Exercise prompt: Where a record holds a picture, leave the picture out; otherwise repeat every record exactly.

Raw data:
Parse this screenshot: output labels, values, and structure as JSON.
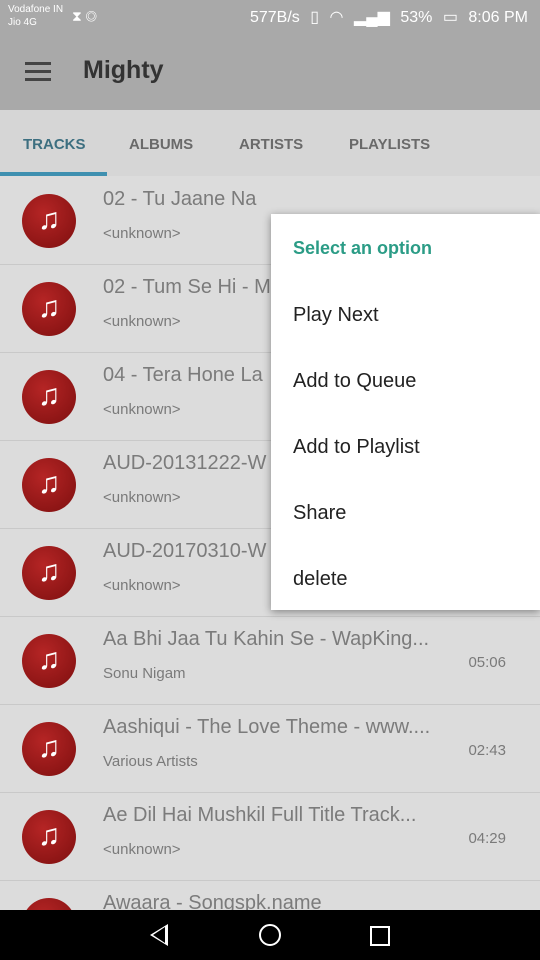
{
  "status_bar": {
    "carrier": "Vodafone IN",
    "network": "Jio 4G",
    "speed": "577B/s",
    "battery": "53%",
    "time": "8:06 PM"
  },
  "app_bar": {
    "title": "Mighty"
  },
  "tabs": [
    {
      "label": "TRACKS"
    },
    {
      "label": "ALBUMS"
    },
    {
      "label": "ARTISTS"
    },
    {
      "label": "PLAYLISTS"
    }
  ],
  "tracks": [
    {
      "title": "02 - Tu Jaane Na",
      "artist": "<unknown>",
      "duration": ""
    },
    {
      "title": "02 - Tum Se Hi - M",
      "artist": "<unknown>",
      "duration": ""
    },
    {
      "title": "04 - Tera Hone La",
      "artist": "<unknown>",
      "duration": ""
    },
    {
      "title": "AUD-20131222-W",
      "artist": "<unknown>",
      "duration": ""
    },
    {
      "title": "AUD-20170310-W",
      "artist": "<unknown>",
      "duration": ""
    },
    {
      "title": "Aa Bhi Jaa Tu Kahin Se - WapKing...",
      "artist": "Sonu Nigam",
      "duration": "05:06"
    },
    {
      "title": "Aashiqui - The Love Theme - www....",
      "artist": "Various Artists",
      "duration": "02:43"
    },
    {
      "title": "Ae Dil Hai Mushkil  Full Title Track...",
      "artist": "<unknown>",
      "duration": "04:29"
    },
    {
      "title": "Awaara - Songspk.name",
      "artist": "",
      "duration": ""
    }
  ],
  "popup": {
    "title": "Select an option",
    "items": [
      "Play Next",
      "Add to Queue",
      "Add to Playlist",
      "Share",
      "delete"
    ]
  },
  "icons": {
    "menu": "hamburger-icon",
    "track": "music-note-icon",
    "nav_back": "back-triangle-icon",
    "nav_home": "home-circle-icon",
    "nav_recent": "recent-square-icon"
  },
  "colors": {
    "accent": "#3f90b0",
    "popup_title": "#2b9c86",
    "disc": "#9e1b1b"
  }
}
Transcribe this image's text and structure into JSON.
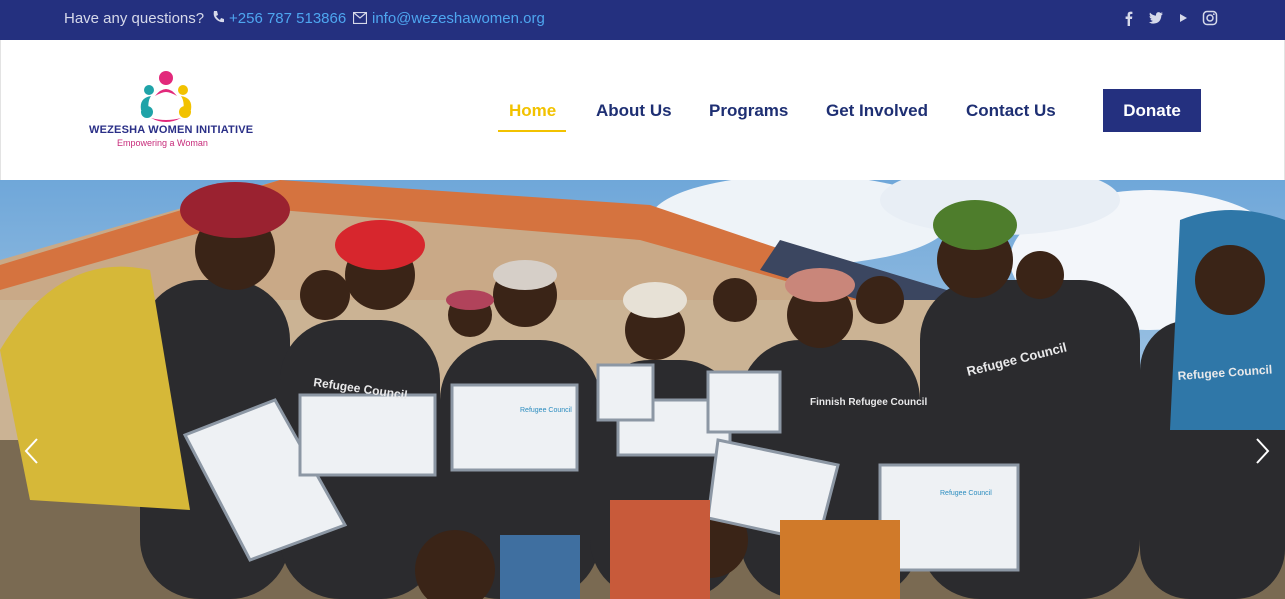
{
  "topbar": {
    "question": "Have any questions?",
    "phone": "+256 787 513866",
    "email": "info@wezeshawomen.org",
    "social_icons": [
      "facebook-icon",
      "twitter-icon",
      "youtube-icon",
      "instagram-icon"
    ]
  },
  "logo": {
    "title": "WEZESHA WOMEN INITIATIVE",
    "tagline": "Empowering a Woman"
  },
  "nav": {
    "items": [
      {
        "label": "Home",
        "active": true
      },
      {
        "label": "About Us"
      },
      {
        "label": "Programs"
      },
      {
        "label": "Get Involved"
      },
      {
        "label": "Contact Us"
      }
    ],
    "donate": "Donate"
  },
  "hero": {
    "shirt_text_1": "Refugee Council",
    "shirt_text_2": "Finnish Refugee Council",
    "certificate_header": "Refugee Council"
  },
  "colors": {
    "topbar": "#24307f",
    "nav_text": "#1e2f73",
    "active": "#f2c200",
    "link": "#4ea6f0"
  }
}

Reply:
Parse this screenshot: output labels, values, and structure as JSON.
{
  "status_bar": {
    "carrier": "Vodafone IN",
    "network": "Jio 4G",
    "speed": "577B/s",
    "battery": "53%",
    "time": "8:06 PM"
  },
  "app_bar": {
    "title": "Mighty"
  },
  "tabs": [
    {
      "label": "TRACKS"
    },
    {
      "label": "ALBUMS"
    },
    {
      "label": "ARTISTS"
    },
    {
      "label": "PLAYLISTS"
    }
  ],
  "tracks": [
    {
      "title": "02 - Tu Jaane Na",
      "artist": "<unknown>",
      "duration": ""
    },
    {
      "title": "02 - Tum Se Hi - M",
      "artist": "<unknown>",
      "duration": ""
    },
    {
      "title": "04 - Tera Hone La",
      "artist": "<unknown>",
      "duration": ""
    },
    {
      "title": "AUD-20131222-W",
      "artist": "<unknown>",
      "duration": ""
    },
    {
      "title": "AUD-20170310-W",
      "artist": "<unknown>",
      "duration": ""
    },
    {
      "title": "Aa Bhi Jaa Tu Kahin Se - WapKing...",
      "artist": "Sonu Nigam",
      "duration": "05:06"
    },
    {
      "title": "Aashiqui - The Love Theme - www....",
      "artist": "Various Artists",
      "duration": "02:43"
    },
    {
      "title": "Ae Dil Hai Mushkil  Full Title Track...",
      "artist": "<unknown>",
      "duration": "04:29"
    },
    {
      "title": "Awaara - Songspk.name",
      "artist": "",
      "duration": ""
    }
  ],
  "popup": {
    "title": "Select an option",
    "items": [
      "Play Next",
      "Add to Queue",
      "Add to Playlist",
      "Share",
      "delete"
    ]
  },
  "icons": {
    "menu": "hamburger-icon",
    "track": "music-note-icon",
    "nav_back": "back-triangle-icon",
    "nav_home": "home-circle-icon",
    "nav_recent": "recent-square-icon"
  },
  "colors": {
    "accent": "#3f90b0",
    "popup_title": "#2b9c86",
    "disc": "#9e1b1b"
  }
}
Transcribe this image's text and structure into JSON.
{
  "topbar": {
    "question": "Have any questions?",
    "phone": "+256 787 513866",
    "email": "info@wezeshawomen.org",
    "social_icons": [
      "facebook-icon",
      "twitter-icon",
      "youtube-icon",
      "instagram-icon"
    ]
  },
  "logo": {
    "title": "WEZESHA WOMEN INITIATIVE",
    "tagline": "Empowering a Woman"
  },
  "nav": {
    "items": [
      {
        "label": "Home",
        "active": true
      },
      {
        "label": "About Us"
      },
      {
        "label": "Programs"
      },
      {
        "label": "Get Involved"
      },
      {
        "label": "Contact Us"
      }
    ],
    "donate": "Donate"
  },
  "hero": {
    "shirt_text_1": "Refugee Council",
    "shirt_text_2": "Finnish Refugee Council",
    "certificate_header": "Refugee Council"
  },
  "colors": {
    "topbar": "#24307f",
    "nav_text": "#1e2f73",
    "active": "#f2c200",
    "link": "#4ea6f0"
  }
}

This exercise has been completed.